  45. 45. Rothman JS, Young ED, Manis PB (1993) Convergence of auditory nerve fibers onto bushy cells in the ventral cochlear nucleus: implications of a computational model. J Neurophysiol 70: 2562–83.
  46. 46. Rothman JS, Young ED (1996) Enhancement of Neural Synchronisation in Computational Models of Ventral Cochlear Nucleus Bushy Cells. Auditory Neurosci 2: 47–62.
  47. 47. Sätzler K, Söhl LF, Bollmann JH, Borst JGG, Frotscher M, et al. (2002) Three-dimensional reconstruction of a calyx of Held and its postsynaptic principal neuron in the medial nucleus of the trapezoid body. J Neurosci 22: 10567–79.
  48. 48. Kuwabara N, DiCaprio RA, Zook JM (1991) Afferents to the medial nucleus of the trapezoid body and their collateral projections. J Comp Neurol 314: 684–706.
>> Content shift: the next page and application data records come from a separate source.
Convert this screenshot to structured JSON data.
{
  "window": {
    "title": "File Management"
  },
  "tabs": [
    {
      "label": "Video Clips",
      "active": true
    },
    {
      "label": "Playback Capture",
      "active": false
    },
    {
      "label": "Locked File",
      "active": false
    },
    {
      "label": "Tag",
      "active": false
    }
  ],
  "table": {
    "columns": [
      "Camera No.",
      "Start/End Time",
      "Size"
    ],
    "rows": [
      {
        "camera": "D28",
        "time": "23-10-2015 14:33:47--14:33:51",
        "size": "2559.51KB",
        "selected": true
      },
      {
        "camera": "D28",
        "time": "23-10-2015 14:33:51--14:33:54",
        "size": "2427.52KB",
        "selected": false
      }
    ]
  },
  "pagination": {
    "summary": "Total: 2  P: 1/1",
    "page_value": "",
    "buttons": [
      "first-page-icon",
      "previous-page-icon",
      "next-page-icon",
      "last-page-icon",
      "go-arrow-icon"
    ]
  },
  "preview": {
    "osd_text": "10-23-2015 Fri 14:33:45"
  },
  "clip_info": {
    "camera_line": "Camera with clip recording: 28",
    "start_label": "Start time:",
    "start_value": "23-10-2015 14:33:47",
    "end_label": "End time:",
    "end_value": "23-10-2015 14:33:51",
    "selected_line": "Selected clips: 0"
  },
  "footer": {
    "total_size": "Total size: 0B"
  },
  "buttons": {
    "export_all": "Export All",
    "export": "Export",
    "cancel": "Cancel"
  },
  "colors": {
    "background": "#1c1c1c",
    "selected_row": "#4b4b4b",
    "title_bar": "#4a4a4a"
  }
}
  49. 49. Kuwabara N, Zook JM (1991) Classification of the principal cells of the medial nucleus of the trapezoid body. J Comp Neurol 314: 707–20.
  50. 50. Smith PH, Joris PX, Carney LH, Yin TCT (1991) Projections of physiologically characterized globular bushy cell axons from the cochlear nucleus of the cat. J Comp Neurol 304: 387–407.
  51. 51. Banks MI, Smith PH (1992) Intracellular recordings from neurobiotin-labeled cells in brain slices of the rat medial nucleus of the trapezoid body. J Neurosci 12: 2819–37.
  52. 52. Turecek R, Trussell LO (2001) Presynaptic glycine receptors enhance transmitter release at a mammalian central synapse. Nature 411: 587–90.
  53. 53. Awatramani GB, Turecek R, Trussell LO (2004) Inhibitory control at a synaptic relay. J Neurosci 24: 2643–7.
  54. 54. Awatramani GB, Price GD, Trussell LO (2005) Modulation of transmitter release by presynaptic resting potential and background calcium levels. Neuron 48: 109–21.